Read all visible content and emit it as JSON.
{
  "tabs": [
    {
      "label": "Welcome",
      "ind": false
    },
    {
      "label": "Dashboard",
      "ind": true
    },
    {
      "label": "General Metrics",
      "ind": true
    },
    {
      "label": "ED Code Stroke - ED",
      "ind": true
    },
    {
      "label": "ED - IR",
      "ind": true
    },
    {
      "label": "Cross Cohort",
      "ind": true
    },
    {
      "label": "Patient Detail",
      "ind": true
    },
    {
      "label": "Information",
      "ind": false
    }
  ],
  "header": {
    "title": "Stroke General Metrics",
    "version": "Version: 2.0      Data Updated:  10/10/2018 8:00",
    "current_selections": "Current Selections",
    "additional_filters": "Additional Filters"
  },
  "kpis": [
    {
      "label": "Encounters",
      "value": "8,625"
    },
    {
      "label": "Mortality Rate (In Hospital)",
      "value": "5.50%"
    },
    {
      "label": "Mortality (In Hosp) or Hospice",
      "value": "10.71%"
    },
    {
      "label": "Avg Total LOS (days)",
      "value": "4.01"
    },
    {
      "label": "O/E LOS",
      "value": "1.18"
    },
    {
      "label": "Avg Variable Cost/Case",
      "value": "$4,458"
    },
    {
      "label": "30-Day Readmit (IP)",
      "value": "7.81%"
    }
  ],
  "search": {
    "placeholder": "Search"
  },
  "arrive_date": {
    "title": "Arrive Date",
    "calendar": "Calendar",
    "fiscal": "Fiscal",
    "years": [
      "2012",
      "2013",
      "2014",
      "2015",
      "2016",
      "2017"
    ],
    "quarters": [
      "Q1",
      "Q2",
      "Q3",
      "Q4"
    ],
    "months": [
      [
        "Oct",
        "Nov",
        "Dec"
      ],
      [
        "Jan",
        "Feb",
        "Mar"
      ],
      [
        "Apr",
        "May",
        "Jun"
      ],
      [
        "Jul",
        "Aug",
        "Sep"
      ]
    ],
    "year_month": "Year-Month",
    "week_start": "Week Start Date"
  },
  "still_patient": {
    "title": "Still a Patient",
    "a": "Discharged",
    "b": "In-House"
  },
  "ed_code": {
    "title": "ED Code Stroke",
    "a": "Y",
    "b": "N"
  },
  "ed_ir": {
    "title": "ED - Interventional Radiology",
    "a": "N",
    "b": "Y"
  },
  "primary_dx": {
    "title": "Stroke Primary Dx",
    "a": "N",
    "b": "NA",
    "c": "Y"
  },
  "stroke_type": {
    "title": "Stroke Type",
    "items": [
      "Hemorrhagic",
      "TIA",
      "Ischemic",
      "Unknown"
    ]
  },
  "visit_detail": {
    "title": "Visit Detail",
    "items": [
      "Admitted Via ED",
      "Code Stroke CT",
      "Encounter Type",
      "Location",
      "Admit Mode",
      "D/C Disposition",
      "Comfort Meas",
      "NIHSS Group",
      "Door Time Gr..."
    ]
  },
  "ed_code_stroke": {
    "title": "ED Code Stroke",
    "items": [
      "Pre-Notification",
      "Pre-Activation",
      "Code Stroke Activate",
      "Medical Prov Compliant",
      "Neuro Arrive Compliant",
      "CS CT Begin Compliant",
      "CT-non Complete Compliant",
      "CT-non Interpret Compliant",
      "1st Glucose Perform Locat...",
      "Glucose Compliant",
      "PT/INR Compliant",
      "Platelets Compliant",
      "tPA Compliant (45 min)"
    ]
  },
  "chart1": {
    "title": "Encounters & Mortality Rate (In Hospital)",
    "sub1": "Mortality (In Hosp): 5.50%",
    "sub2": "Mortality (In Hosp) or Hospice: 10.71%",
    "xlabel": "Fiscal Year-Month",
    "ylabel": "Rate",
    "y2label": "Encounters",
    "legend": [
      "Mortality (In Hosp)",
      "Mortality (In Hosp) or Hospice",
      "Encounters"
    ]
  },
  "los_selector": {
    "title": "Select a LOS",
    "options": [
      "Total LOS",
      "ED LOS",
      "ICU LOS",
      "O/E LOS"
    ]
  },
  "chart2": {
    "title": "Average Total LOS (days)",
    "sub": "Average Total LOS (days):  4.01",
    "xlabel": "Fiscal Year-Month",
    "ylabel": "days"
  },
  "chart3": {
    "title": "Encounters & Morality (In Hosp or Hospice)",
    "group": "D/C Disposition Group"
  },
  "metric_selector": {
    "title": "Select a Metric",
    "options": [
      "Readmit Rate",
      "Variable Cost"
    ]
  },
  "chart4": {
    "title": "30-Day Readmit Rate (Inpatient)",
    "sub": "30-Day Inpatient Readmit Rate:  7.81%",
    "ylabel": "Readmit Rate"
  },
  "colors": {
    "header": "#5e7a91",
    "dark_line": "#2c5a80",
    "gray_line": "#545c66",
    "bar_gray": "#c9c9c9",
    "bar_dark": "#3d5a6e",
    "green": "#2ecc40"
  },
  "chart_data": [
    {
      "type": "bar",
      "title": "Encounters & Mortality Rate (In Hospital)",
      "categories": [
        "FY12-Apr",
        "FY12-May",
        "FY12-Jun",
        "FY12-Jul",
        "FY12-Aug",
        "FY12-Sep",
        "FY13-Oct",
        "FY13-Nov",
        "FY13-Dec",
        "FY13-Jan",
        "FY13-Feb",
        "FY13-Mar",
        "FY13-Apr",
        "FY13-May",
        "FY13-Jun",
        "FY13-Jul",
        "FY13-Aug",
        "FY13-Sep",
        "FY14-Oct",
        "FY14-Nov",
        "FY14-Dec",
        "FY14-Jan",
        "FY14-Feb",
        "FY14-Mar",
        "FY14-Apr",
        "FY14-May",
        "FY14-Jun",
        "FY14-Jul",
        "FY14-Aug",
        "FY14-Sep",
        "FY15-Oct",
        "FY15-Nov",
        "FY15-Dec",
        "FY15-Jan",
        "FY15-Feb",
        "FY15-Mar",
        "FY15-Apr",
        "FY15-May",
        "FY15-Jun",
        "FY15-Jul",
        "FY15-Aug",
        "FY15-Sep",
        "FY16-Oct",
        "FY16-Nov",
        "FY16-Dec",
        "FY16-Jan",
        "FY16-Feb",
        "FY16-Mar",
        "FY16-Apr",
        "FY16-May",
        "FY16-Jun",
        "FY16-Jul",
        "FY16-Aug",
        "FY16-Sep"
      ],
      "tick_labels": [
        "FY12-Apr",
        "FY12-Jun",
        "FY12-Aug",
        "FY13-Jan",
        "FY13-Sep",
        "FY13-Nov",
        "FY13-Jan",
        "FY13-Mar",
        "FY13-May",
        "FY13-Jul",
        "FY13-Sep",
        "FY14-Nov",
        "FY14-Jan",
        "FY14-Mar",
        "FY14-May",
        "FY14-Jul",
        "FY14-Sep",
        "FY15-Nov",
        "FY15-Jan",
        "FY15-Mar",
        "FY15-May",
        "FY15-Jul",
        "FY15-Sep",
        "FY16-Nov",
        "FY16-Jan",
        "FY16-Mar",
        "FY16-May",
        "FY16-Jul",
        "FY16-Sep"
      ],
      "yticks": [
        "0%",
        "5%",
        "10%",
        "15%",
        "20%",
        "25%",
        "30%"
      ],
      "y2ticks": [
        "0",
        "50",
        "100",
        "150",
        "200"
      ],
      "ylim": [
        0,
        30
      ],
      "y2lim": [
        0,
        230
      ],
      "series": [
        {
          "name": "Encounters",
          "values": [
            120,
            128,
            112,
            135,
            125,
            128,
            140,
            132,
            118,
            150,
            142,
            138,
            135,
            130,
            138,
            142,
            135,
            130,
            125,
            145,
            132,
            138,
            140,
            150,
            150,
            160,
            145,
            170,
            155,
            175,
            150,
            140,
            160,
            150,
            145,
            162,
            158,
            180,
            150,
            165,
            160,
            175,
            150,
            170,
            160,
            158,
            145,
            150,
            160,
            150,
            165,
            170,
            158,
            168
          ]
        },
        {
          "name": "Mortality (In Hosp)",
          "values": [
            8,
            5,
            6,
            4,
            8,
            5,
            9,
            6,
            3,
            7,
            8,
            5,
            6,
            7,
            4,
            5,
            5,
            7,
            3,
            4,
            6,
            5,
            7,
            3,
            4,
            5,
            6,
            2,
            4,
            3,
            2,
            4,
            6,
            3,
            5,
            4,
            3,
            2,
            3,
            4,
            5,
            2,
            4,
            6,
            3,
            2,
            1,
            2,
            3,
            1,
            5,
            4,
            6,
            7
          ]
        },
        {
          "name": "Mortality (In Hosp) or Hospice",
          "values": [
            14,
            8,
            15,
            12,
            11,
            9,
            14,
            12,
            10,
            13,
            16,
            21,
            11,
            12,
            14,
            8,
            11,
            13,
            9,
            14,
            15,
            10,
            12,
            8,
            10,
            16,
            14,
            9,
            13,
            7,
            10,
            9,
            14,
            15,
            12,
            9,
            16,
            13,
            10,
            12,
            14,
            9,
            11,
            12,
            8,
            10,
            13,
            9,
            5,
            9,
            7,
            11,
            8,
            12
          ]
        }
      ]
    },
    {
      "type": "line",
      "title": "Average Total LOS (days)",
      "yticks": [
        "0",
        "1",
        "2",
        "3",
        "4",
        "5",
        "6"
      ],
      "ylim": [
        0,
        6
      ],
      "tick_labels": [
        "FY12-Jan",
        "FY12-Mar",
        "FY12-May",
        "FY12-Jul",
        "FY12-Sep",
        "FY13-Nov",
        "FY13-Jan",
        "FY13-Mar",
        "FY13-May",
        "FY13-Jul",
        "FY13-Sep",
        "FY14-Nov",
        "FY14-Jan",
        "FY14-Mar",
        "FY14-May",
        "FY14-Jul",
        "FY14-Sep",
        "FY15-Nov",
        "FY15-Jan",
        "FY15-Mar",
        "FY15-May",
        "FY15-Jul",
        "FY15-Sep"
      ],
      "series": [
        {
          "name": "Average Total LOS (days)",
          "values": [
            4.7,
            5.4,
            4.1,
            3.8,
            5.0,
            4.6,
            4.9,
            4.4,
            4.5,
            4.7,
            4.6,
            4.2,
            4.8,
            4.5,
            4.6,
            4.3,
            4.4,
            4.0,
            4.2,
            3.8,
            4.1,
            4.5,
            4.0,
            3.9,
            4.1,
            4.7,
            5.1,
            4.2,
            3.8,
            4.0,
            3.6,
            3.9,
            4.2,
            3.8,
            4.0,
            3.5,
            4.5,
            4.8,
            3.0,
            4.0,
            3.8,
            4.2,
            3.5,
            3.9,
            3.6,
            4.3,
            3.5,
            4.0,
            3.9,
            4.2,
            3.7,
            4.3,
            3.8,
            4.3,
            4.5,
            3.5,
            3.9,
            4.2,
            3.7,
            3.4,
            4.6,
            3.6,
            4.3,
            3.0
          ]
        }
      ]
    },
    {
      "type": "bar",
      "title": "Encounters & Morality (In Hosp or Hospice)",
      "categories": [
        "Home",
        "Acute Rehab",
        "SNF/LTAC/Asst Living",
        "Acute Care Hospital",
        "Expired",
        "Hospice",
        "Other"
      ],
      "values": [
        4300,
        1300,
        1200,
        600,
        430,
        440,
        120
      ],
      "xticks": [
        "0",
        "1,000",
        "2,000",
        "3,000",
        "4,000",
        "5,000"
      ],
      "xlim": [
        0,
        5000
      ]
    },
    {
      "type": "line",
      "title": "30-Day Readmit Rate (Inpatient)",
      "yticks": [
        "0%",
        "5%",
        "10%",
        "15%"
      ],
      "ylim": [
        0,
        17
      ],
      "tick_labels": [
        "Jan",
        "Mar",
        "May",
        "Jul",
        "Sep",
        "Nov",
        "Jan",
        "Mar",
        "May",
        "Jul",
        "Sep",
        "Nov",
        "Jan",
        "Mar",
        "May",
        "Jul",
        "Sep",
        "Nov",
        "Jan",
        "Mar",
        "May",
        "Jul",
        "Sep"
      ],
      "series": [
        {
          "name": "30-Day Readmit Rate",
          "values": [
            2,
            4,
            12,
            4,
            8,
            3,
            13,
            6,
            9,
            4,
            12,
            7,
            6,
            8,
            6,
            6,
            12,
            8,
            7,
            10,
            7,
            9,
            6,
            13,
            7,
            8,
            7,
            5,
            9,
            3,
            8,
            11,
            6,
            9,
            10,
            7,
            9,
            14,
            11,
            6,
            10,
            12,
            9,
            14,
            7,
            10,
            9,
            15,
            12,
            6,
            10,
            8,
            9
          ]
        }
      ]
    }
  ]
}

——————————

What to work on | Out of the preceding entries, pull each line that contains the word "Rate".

Output of the exercise |
      "label": "Mortality Rate (In Hospital)",
    "title": "Encounters & Mortality Rate (In Hospital)",
    "ylabel": "Rate",
      "Readmit Rate",
    "title": "30-Day Readmit Rate (Inpatient)",
    "sub": "30-Day Inpatient Readmit Rate:  7.81%",
    "ylabel": "Readmit Rate"
      "title": "Encounters & Mortality Rate (In Hospital)",
      "title": "30-Day Readmit Rate (Inpatient)",
          "name": "30-Day Readmit Rate",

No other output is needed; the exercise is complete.